I've been limiting Blitz's runs, so I wasn't planning on doing more than four miles with him on the team. Somehow, I took a few wrong turns and our quick run became much longer. If you've never been to the Pine Barrens, you should know that it all looks exactly the same. It's taken me dozens of runs on a specific trail to recognize its features, so starting at a new spot threw it all off. Even with a working GPS, I couldn't quite figure out where we were.

We did make it back, of course. Blitz had no trouble and proceeded to dig a giant hole while the other dogs rested. 

After our run, I attempted to put up a hacky awning I had thought up. The plan was to attach a tarp to the roof of the van using suction cup clips and to prop it up with 8' tent poles. This failed entirely; the suction cups would not stick to the van's roof at all. Aside from that, the tarp I bought off Amazon was utter crap. The grommets were on nylon webbing, which tore off immediately. I didn't even pull the tarp taut - just lifting it to the roof of the van made them tear away. I threw it in the trash and was thankful I didn't actually need overhead cover. I'll have to revisit the awning idea.

Winter camping has its downsides*. In other seasons, I tend to go to sleep after it gets dark and rise with the sun. Can't really do that at 5:00 PM. I built a fire and cooked up a veggie burger, but once I was out of wood, I decided to load into the van for the remainder of the night.

The dogs weren't too sure what to do. After a bit of shuffling around, I got each of them settled. Just like at home, Dexter, Denali, and Willow slept in the bed and Knox and Blitz slept beneath us. 

The cold started to creep in around 7 or 8:00 PM, so I plugged in the little electric heater the van's original owner gave me. It helped, but not quite enough, so I used my propane camp stove to make tea. (Remember: ventilate if you cook inside a van or tent! Or you WILL die.) This warmed the van up enough to be comfortable while I read and avoided reality for a little while.

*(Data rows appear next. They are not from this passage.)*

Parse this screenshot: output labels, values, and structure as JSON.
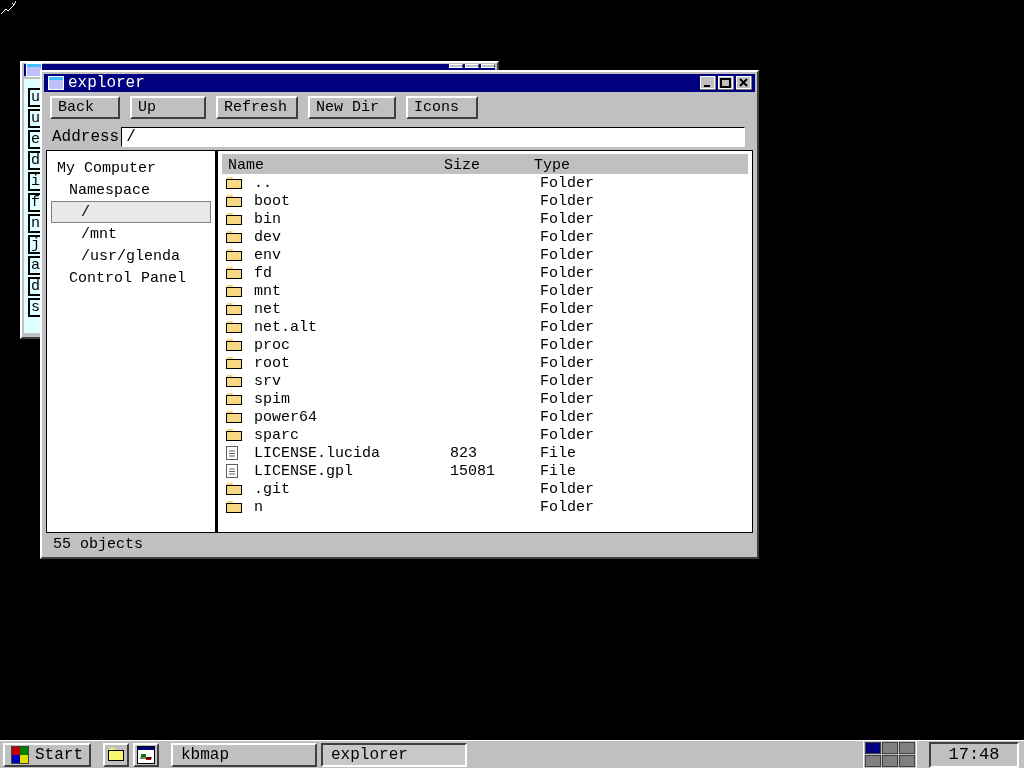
{
  "kbmap_window": {
    "keys": [
      "u",
      "u",
      "e",
      "d",
      "i",
      "f",
      "n",
      "j",
      "a",
      "d",
      "s"
    ]
  },
  "explorer": {
    "title": "explorer",
    "toolbar": [
      "Back",
      "Up",
      "Refresh",
      "New Dir",
      "Icons"
    ],
    "address": {
      "label": "Address",
      "value": "/"
    },
    "tree": [
      {
        "label": "My Computer",
        "selected": false,
        "children": [
          {
            "label": "Namespace",
            "selected": false,
            "children": [
              {
                "label": "/",
                "selected": true
              },
              {
                "label": "/mnt",
                "selected": false
              },
              {
                "label": "/usr/glenda",
                "selected": false
              }
            ]
          },
          {
            "label": "Control Panel",
            "selected": false
          }
        ]
      }
    ],
    "columns": [
      "Name",
      "Size",
      "Type"
    ],
    "rows": [
      {
        "kind": "folder",
        "name": "..",
        "type": "Folder"
      },
      {
        "kind": "folder",
        "name": "boot",
        "type": "Folder"
      },
      {
        "kind": "folder",
        "name": "bin",
        "type": "Folder"
      },
      {
        "kind": "folder",
        "name": "dev",
        "type": "Folder"
      },
      {
        "kind": "folder",
        "name": "env",
        "type": "Folder"
      },
      {
        "kind": "folder",
        "name": "fd",
        "type": "Folder"
      },
      {
        "kind": "folder",
        "name": "mnt",
        "type": "Folder"
      },
      {
        "kind": "folder",
        "name": "net",
        "type": "Folder"
      },
      {
        "kind": "folder",
        "name": "net.alt",
        "type": "Folder"
      },
      {
        "kind": "folder",
        "name": "proc",
        "type": "Folder"
      },
      {
        "kind": "folder",
        "name": "root",
        "type": "Folder"
      },
      {
        "kind": "folder",
        "name": "srv",
        "type": "Folder"
      },
      {
        "kind": "folder",
        "name": "spim",
        "type": "Folder"
      },
      {
        "kind": "folder",
        "name": "power64",
        "type": "Folder"
      },
      {
        "kind": "folder",
        "name": "sparc",
        "type": "Folder"
      },
      {
        "kind": "file",
        "name": "LICENSE.lucida",
        "size": "823",
        "type": "File"
      },
      {
        "kind": "file",
        "name": "LICENSE.gpl",
        "size": "15081",
        "type": "File"
      },
      {
        "kind": "folder",
        "name": ".git",
        "type": "Folder"
      },
      {
        "kind": "folder",
        "name": "n",
        "type": "Folder"
      }
    ],
    "status": "55 objects"
  },
  "taskbar": {
    "start": "Start",
    "tasks": [
      {
        "label": "kbmap",
        "selected": false
      },
      {
        "label": "explorer",
        "selected": true
      }
    ],
    "desktops": [
      {
        "selected": true
      },
      {
        "selected": false
      },
      {
        "selected": false
      },
      {
        "selected": false
      },
      {
        "selected": false
      },
      {
        "selected": false
      }
    ],
    "clock": "17:48"
  }
}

Sleeping in the van was surprisingly comfortable, if you consider being cramped between three dogs comfortable. Their warmth was welcomed, though. At one point I woke up spooning Willow, with her head tucked under my chin. (This is cute and totally not depressing or weird.)

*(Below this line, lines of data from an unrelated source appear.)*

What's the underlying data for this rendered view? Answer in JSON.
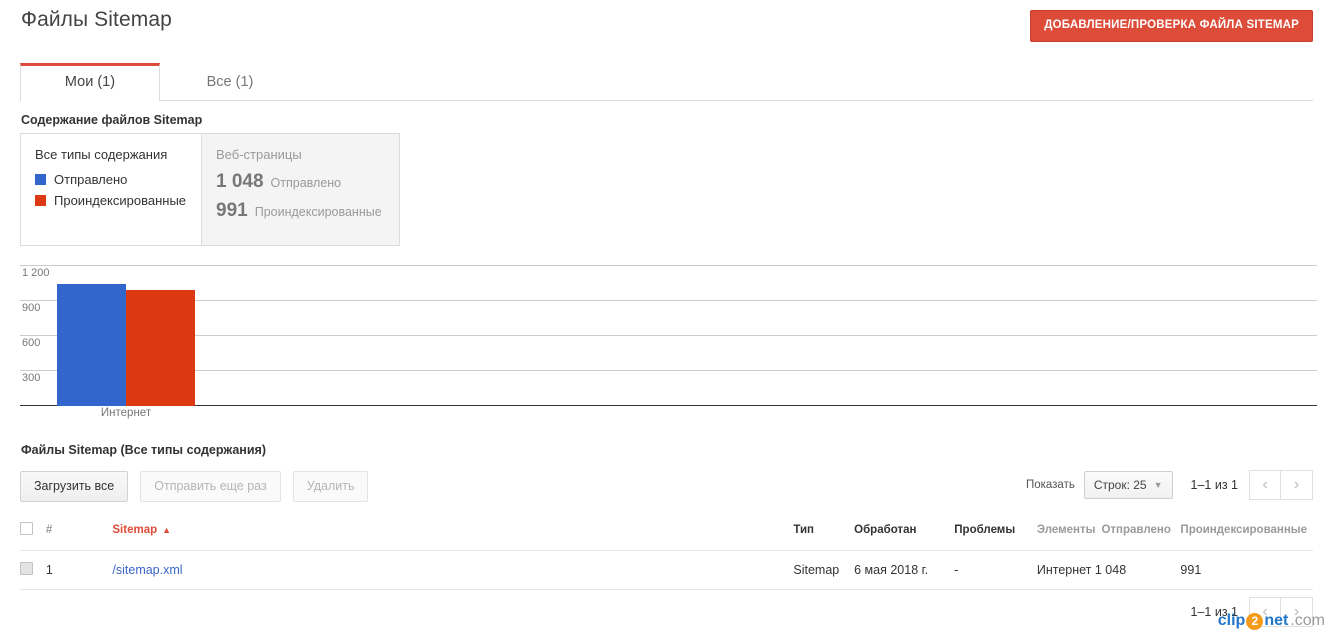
{
  "header": {
    "title": "Файлы Sitemap",
    "add_button": "ДОБАВЛЕНИЕ/ПРОВЕРКА ФАЙЛА SITEMAP"
  },
  "tabs": [
    {
      "label": "Мои (1)",
      "active": true
    },
    {
      "label": "Все (1)",
      "active": false
    }
  ],
  "content_summary": {
    "section_label": "Содержание файлов Sitemap",
    "card": {
      "title": "Все типы содержания",
      "legend": [
        {
          "label": "Отправлено",
          "color": "#3366cc"
        },
        {
          "label": "Проиндексированные",
          "color": "#dc3912"
        }
      ]
    },
    "panel": {
      "title": "Веб-страницы",
      "stats": [
        {
          "value": "1 048",
          "label": "Отправлено"
        },
        {
          "value": "991",
          "label": "Проиндексированные"
        }
      ]
    }
  },
  "chart_data": {
    "type": "bar",
    "title": "",
    "categories": [
      "Интернет"
    ],
    "series": [
      {
        "name": "Отправлено",
        "values": [
          1048
        ],
        "color": "#3366cc"
      },
      {
        "name": "Проиндексированные",
        "values": [
          991
        ],
        "color": "#dc3912"
      }
    ],
    "yticks": [
      "1 200",
      "900",
      "600",
      "300"
    ],
    "ytick_values": [
      1200,
      900,
      600,
      300
    ],
    "ylim": [
      0,
      1200
    ],
    "xlabel": "",
    "ylabel": "",
    "grid": true,
    "legend_position": "external-card"
  },
  "files_section": {
    "label": "Файлы Sitemap (Все типы содержания)",
    "toolbar": [
      {
        "label": "Загрузить все",
        "disabled": false
      },
      {
        "label": "Отправить еще раз",
        "disabled": true
      },
      {
        "label": "Удалить",
        "disabled": true
      }
    ],
    "pager": {
      "show_label": "Показать",
      "rows_select": "Строк: 25",
      "range": "1–1 из 1",
      "prev_icon": "chevron-left",
      "next_icon": "chevron-right"
    },
    "columns": [
      {
        "key": "num",
        "label": "#",
        "muted": true
      },
      {
        "key": "sitemap",
        "label": "Sitemap",
        "sorted": true,
        "sort_dir": "asc"
      },
      {
        "key": "type",
        "label": "Тип",
        "muted": false
      },
      {
        "key": "processed",
        "label": "Обработан",
        "muted": false
      },
      {
        "key": "problems",
        "label": "Проблемы",
        "muted": false
      },
      {
        "key": "elements",
        "label": "Элементы",
        "muted": true
      },
      {
        "key": "submitted",
        "label": "Отправлено",
        "muted": true
      },
      {
        "key": "indexed",
        "label": "Проиндексированные",
        "muted": true
      }
    ],
    "rows": [
      {
        "num": "1",
        "sitemap": "/sitemap.xml",
        "type": "Sitemap",
        "processed": "6 мая 2018 г.",
        "problems": "-",
        "elements": "Интернет 1 048",
        "submitted": "",
        "indexed": "991"
      }
    ]
  },
  "watermark": {
    "part1": "clip",
    "part2": "2",
    "part3": "net",
    "part4": ".com"
  }
}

My phone crapped out pretty early, since I wasn't charging it and the temperatures were low. The next morning I couldn't get it to stay on, so we set out for a brief run without any GPS to save us. I played it safe and managed four miles (like I had originally planned) by running a big square.

Once we got back to camp, I was eager to get back home, but Rover had other ideas. The condensation on the windows had frozen over night, and for whatever reason, the heat wouldn't turn on. Usually it kicks on when I start driving, but alas, I could not see to drive. My lazy desire to grab a Wawa breakfast sandwich was defeated, and I cooked up some eggs and coffee to defrost the ice.

Ultimately, the first overnight in the van went fairly well. There's definitely things I need to consider for the future, but overall, it was a nice little escape. 

 * LOL I know what you're thinking, what are the upsides of winter camping? Well, if you're not a dog musher, there are some other perks. Zero bugs, for one. And you pretty much have the entire woods to yourself. Because you're crazy and it's 25 degrees.

For exclusive content, subscribe to our Patreon.